The billable hour is far from dead, but it is losing ground as the preferred method for valuation of legal services, as noted in a recent story in the Washington Post entitled, “Is Time Running Out on the Billable Hour.”
As noted in the story, a recent survey of leaders at large law firms done by The American Lawyer revealed that clients are not only seeking alternative billing agreements, they are also seeking discounts from 81 percent of respondents, and seeking deep discounts from 55 percent.
Of the law firms that used alternative or value-based fees in 2011, 92 percent had used flat fees, 88 percent had used blended rates, 83 percent used incentive or success fees, and 82 percent used collars or caps to limit total spending on a matter.
This report comes in the wake of a 2010 report by LexisNexis, which also reported an uptick in alternative billings. That report indicated that hourly billing composed just over half of the total legal fees anticipated by General Counsel, while another 18 percent of fees were blended or discounted, roughly 15 percent were flat fees by project, 8 percent were performance-based and 5 percent were associated with retainers for whatever services were needed during a given period.

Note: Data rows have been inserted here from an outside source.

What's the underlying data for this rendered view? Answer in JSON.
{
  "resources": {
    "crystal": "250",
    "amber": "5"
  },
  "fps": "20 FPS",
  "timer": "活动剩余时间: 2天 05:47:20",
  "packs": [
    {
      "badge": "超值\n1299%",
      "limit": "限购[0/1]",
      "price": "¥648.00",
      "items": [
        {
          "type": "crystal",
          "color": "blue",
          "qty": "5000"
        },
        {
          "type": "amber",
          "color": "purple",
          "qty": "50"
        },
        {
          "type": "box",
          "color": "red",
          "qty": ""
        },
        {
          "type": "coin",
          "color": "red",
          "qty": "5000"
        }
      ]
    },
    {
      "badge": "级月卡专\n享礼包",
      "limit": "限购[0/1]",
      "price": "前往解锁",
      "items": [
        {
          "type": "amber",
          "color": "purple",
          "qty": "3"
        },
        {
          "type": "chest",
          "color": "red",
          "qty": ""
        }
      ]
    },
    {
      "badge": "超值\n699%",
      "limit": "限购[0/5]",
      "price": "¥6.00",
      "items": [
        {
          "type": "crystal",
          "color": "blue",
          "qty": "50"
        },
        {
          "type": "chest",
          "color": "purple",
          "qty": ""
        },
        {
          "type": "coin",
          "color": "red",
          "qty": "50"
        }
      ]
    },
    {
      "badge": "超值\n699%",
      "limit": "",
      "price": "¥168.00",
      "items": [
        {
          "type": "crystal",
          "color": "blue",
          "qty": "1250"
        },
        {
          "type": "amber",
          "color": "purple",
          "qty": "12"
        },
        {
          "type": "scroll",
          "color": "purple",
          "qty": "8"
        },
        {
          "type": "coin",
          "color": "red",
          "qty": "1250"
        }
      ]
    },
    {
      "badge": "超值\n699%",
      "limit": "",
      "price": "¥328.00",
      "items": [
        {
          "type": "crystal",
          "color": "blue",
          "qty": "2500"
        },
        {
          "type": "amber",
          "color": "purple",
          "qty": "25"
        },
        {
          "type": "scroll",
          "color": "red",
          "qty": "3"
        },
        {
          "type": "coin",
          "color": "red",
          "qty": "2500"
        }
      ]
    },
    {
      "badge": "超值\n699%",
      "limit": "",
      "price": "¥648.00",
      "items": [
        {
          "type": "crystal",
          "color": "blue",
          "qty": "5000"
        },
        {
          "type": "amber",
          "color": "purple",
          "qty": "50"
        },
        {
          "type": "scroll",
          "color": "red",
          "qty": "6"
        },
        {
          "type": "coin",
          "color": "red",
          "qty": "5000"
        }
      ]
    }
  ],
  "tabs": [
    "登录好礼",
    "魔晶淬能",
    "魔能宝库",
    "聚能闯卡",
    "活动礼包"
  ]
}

For law firms, it is now essential to embrace the notion of value-based billing, and those firms that figure out how to budget for projects and optimally manage the team processes involved in those projects will be declared the ultimate winners in the marketplace – by their clients !